• • • • • #disappearingfaceofnewyork #kosher #jamesandkarla #meatmarket #butcher #kosherfood #jewishfood #boroughpark #butchershop #butchersofinstagram #butchers #poultryofinstagram



Sunday, September 5, 2021

To continue our barbecue-filled celebration for the Labor` Day weekend, we are highlighting William’s BAR-B-Q on Broadway in the Upper West Side of Manhattan.

This barbecue spot, was founded in 1952 by Harry Williams and became well known for its barbecue chicken 🍗 served hot off the spit. 

Many famous customers frequented the small take away joint, including Liza Minnelli, Harry Belafonte, Wade Boggs, Isaac Stern and Itzhak Perlman before it closed in 2005. 

Our 35 mm film photo taken in 2004 is an outside from our book “Store Front: The Disappearing Face of New York”. 

• #jamesandkarla #barbecue #storefront #barbecuetime #bbqchicken #disappearingfaceofnewyork #bbqlife #bbqchicken #bbqporn #beefbrisket #barbecuesauce #bbqchicken #coleslaw #upperwestsidenyc



Saturday, September 4, 2021

With the holiday weekend starting, attending a barbecue is on our mind and got us thinking about Sherman’s Bar BQ in Harlem.

This barbecue 🍖 spot, which was founded in 1948, was a neighborhood favorite for its outstanding pork 🐷barbecue ribs and even served the Beatles in 1964 when Ronnie Spector of the Ronettes took them to Sherman’s Bar BQ. Sadly this iconic restaurant closed in 2011. 

Our 35 mm film photo taken in 2004 appears in our book “Store Front: The Disappearing Face of New York”.  

• • • • • • #jamesandkarla #barbecue #bbqribs #disappearingfaceofnewyork #bbqlife #bbqchicken #bbqporn #harlem #storefront #harlemnyc #barbecuetime



Thursday, September 2, 2021

Zelig Blumenthal on Essex Street near Hester Street was one of the many Judaica stores in the Lower East Side selling Jewish religious articles.

When we took this 35mm film photo in 2004 for our book “Store Front: The Disappearing Face of New York” we had no idea in that just a few short years that it would close and be replaced by a coffee shop as the neighborhood became more and more gentrified.
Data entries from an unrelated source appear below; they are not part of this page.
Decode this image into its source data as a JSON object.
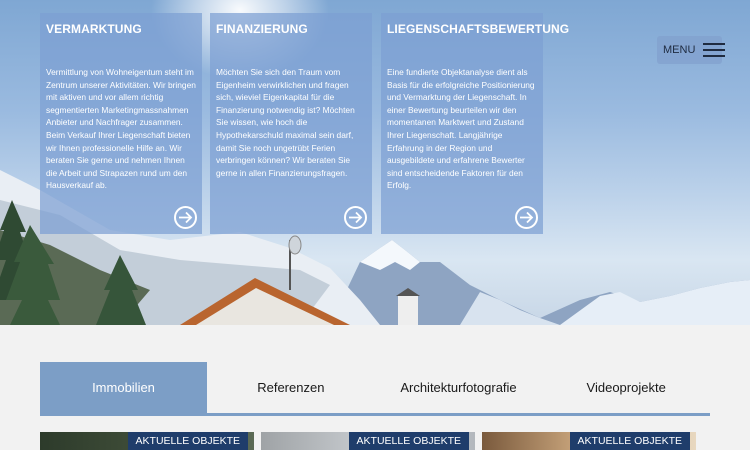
{
  "cards": [
    {
      "title": "VERMARKTUNG",
      "text": "Vermittlung von Wohneigentum steht im Zentrum unserer Aktivitäten. Wir bringen mit aktiven  und vor allem richtig segmentierten Marketingmassnahmen Anbieter und Nachfrager zusammen. Beim Verkauf Ihrer Liegenschaft bieten wir Ihnen professionelle Hilfe an. Wir beraten Sie gerne und nehmen Ihnen die Arbeit und Strapazen rund um den Hausverkauf ab.",
      "icon": "arrow-right-circle-icon"
    },
    {
      "title": "FINANZIERUNG",
      "text": "Möchten Sie sich den Traum vom Eigenheim verwirklichen und fragen sich, wieviel Eigenkapital für die Finanzierung notwendig ist? Möchten Sie wissen, wie hoch die Hypothekarschuld maximal sein darf, damit Sie noch ungetrübt Ferien verbringen können? Wir beraten Sie gerne in allen Finanzierungsfragen.",
      "icon": "arrow-right-circle-icon"
    },
    {
      "title": "LIEGENSCHAFTSBEWERTUNG",
      "text": "Eine fundierte Objektanalyse dient als Basis für die erfolgreiche Positionierung und Vermarktung der Liegenschaft. In einer Bewertung beurteilen wir den momentanen Marktwert und Zustand Ihrer Liegenschaft. Langjährige Erfahrung in der Region und ausgebildete und erfahrene Bewerter sind entscheidende Faktoren für den Erfolg.",
      "icon": "arrow-right-circle-icon"
    }
  ],
  "menu": {
    "label": "MENU",
    "icon": "hamburger-icon"
  },
  "tabs": [
    {
      "label": "Immobilien",
      "active": true
    },
    {
      "label": "Referenzen",
      "active": false
    },
    {
      "label": "Architekturfotografie",
      "active": false
    },
    {
      "label": "Videoprojekte",
      "active": false
    }
  ],
  "listings": [
    {
      "badge": "AKTUELLE OBJEKTE"
    },
    {
      "badge": "AKTUELLE OBJEKTE"
    },
    {
      "badge": "AKTUELLE OBJEKTE"
    }
  ],
  "colors": {
    "accent": "#7c9ec6",
    "card_bg": "rgba(125,160,210,0.72)",
    "badge_bg": "#1f3d6b",
    "section_bg": "#f2f2f2"
  }
}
The other religious stores in the neighborhood also closed and to our knowledge there are none left. Yesterday, we visited this part of the Lower East Side, which once had a large Jewish population and stopped in some other Jewish-owned shops to help support them. 
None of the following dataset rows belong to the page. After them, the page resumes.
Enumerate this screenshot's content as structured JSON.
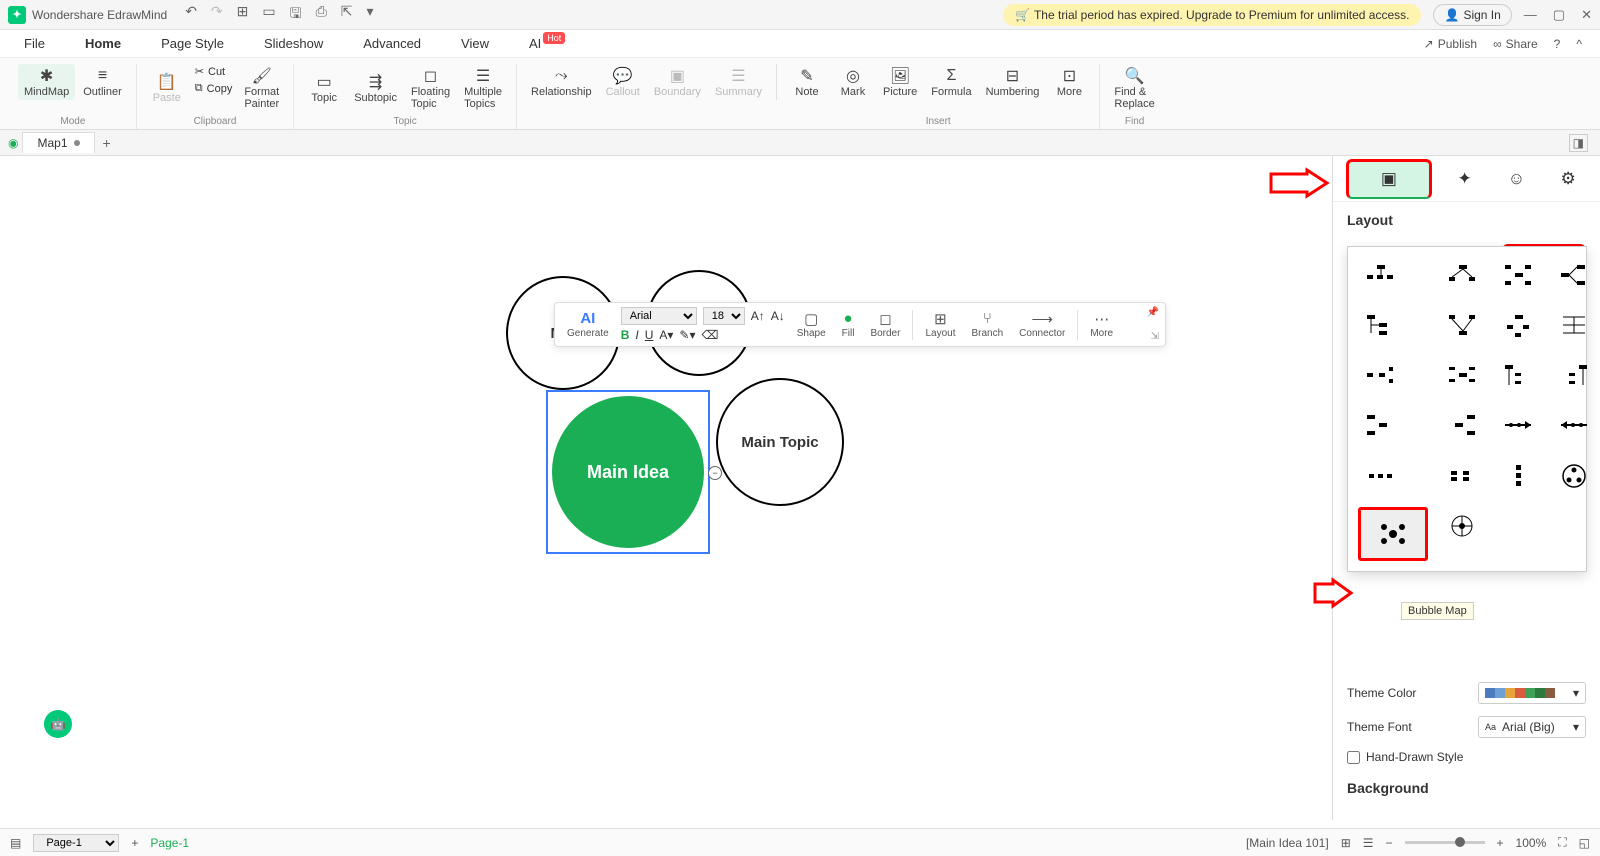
{
  "app": {
    "name": "Wondershare EdrawMind"
  },
  "trial": {
    "text": "The trial period has expired. Upgrade to Premium for unlimited access."
  },
  "signin": "Sign In",
  "menu": {
    "file": "File",
    "home": "Home",
    "page_style": "Page Style",
    "slideshow": "Slideshow",
    "advanced": "Advanced",
    "view": "View",
    "ai": "AI",
    "hot": "Hot",
    "publish": "Publish",
    "share": "Share"
  },
  "ribbon": {
    "mindmap": "MindMap",
    "outliner": "Outliner",
    "mode": "Mode",
    "paste": "Paste",
    "cut": "Cut",
    "copy": "Copy",
    "format_painter": "Format\nPainter",
    "clipboard": "Clipboard",
    "topic": "Topic",
    "subtopic": "Subtopic",
    "floating_topic": "Floating\nTopic",
    "multiple_topics": "Multiple\nTopics",
    "topic_group": "Topic",
    "relationship": "Relationship",
    "callout": "Callout",
    "boundary": "Boundary",
    "summary": "Summary",
    "note": "Note",
    "mark": "Mark",
    "picture": "Picture",
    "formula": "Formula",
    "numbering": "Numbering",
    "more": "More",
    "insert": "Insert",
    "find_replace": "Find &\nReplace",
    "find": "Find"
  },
  "tabs": {
    "doc": "Map1"
  },
  "canvas": {
    "main_idea": "Main Idea",
    "main_topic": "Main Topic",
    "mai": "Mai"
  },
  "float": {
    "generate": "Generate",
    "font": "Arial",
    "size": "18",
    "shape": "Shape",
    "fill": "Fill",
    "border": "Border",
    "layout": "Layout",
    "branch": "Branch",
    "connector": "Connector",
    "more": "More"
  },
  "side": {
    "layout_title": "Layout",
    "layout_label": "Layout",
    "theme_color": "Theme Color",
    "theme_font": "Theme Font",
    "theme_font_val": "Arial (Big)",
    "hand_drawn": "Hand-Drawn Style",
    "background": "Background",
    "tooltip": "Bubble Map"
  },
  "status": {
    "page": "Page-1",
    "page_tab": "Page-1",
    "info": "[Main Idea 101]",
    "zoom": "100%"
  },
  "colors": {
    "accent": "#1aaf54",
    "red": "#ff0000"
  }
}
To watch our livestream visit to the area, please subscribe to our JamesandKarla YouTube channel, see direct link below & in bio and IG story. 

• Full video: https://youtu.be/elAyYQCVkTs